*** Begin section ***

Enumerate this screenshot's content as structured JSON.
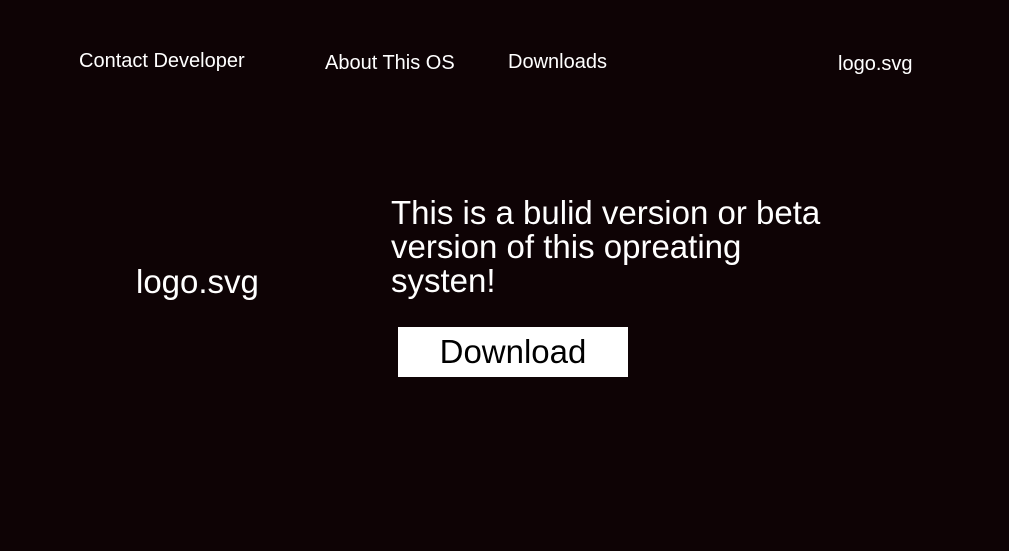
{
  "nav": {
    "contact_label": "Contact Developer",
    "about_label": "About This OS",
    "downloads_label": "Downloads",
    "logo_alt": "logo.svg"
  },
  "hero": {
    "logo_alt": "logo.svg",
    "description": "This is a bulid version or beta version of this opreating systen!",
    "download_label": "Download"
  },
  "colors": {
    "background": "#0e0305",
    "text": "#ffffff",
    "button_bg": "#ffffff",
    "button_text": "#000000"
  }
}
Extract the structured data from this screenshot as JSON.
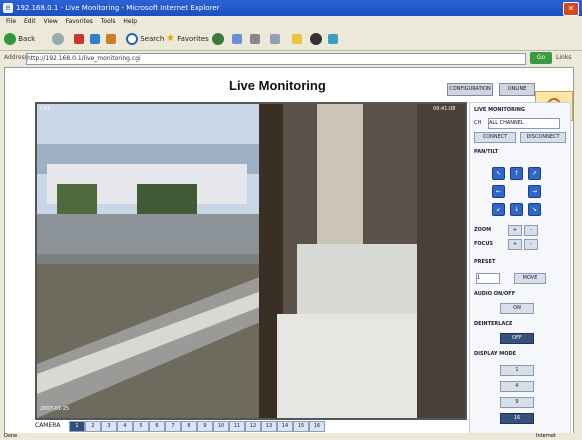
{
  "window": {
    "title": "192.168.0.1 - Live Monitoring - Microsoft Internet Explorer",
    "close_glyph": "✕",
    "icon": "ie-icon"
  },
  "menu": [
    "File",
    "Edit",
    "View",
    "Favorites",
    "Tools",
    "Help"
  ],
  "toolbar": {
    "back_label": "Back",
    "search_label": "Search",
    "favorites_label": "Favorites"
  },
  "address": {
    "label": "Address",
    "value": "http://192.168.0.1/live_monitoring.cgi",
    "go_label": "Go",
    "links_label": "Links"
  },
  "page": {
    "title": "Live Monitoring",
    "top_buttons": [
      "CONFIGURATION",
      "ONLINE"
    ],
    "video": {
      "osd_top_left": "CH1",
      "osd_top_right": "09:41:08",
      "osd_bottom_left": "2007-01-25"
    },
    "camera_bar": {
      "label": "CAMERA",
      "buttons": [
        "1",
        "2",
        "3",
        "4",
        "5",
        "6",
        "7",
        "8",
        "9",
        "10",
        "11",
        "12",
        "13",
        "14",
        "15",
        "16"
      ]
    },
    "panel": {
      "live_monitoring_title": "LIVE MONITORING",
      "channel_label": "CH",
      "channel_value": "ALL CHANNEL",
      "connect_label": "CONNECT",
      "disconnect_label": "DISCONNECT",
      "pan_tilt_title": "PAN/TILT",
      "zoom_label": "ZOOM",
      "focus_label": "FOCUS",
      "plus": "+",
      "minus": "-",
      "preset_title": "PRESET",
      "preset_value": "1",
      "move_label": "MOVE",
      "audio_title": "AUDIO ON/OFF",
      "audio_value": "ON",
      "deinterlace_title": "DEINTERLACE",
      "deinterlace_value": "OFF",
      "display_mode_title": "DISPLAY MODE",
      "display_modes": [
        "1",
        "4",
        "9",
        "16"
      ]
    }
  },
  "status": {
    "left": "Done",
    "right": "Internet"
  }
}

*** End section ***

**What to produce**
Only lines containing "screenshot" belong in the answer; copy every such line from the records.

**Task solution**
Enumerate this screenshot's content as structured JSON.
Extract the structured data from this screenshot as JSON.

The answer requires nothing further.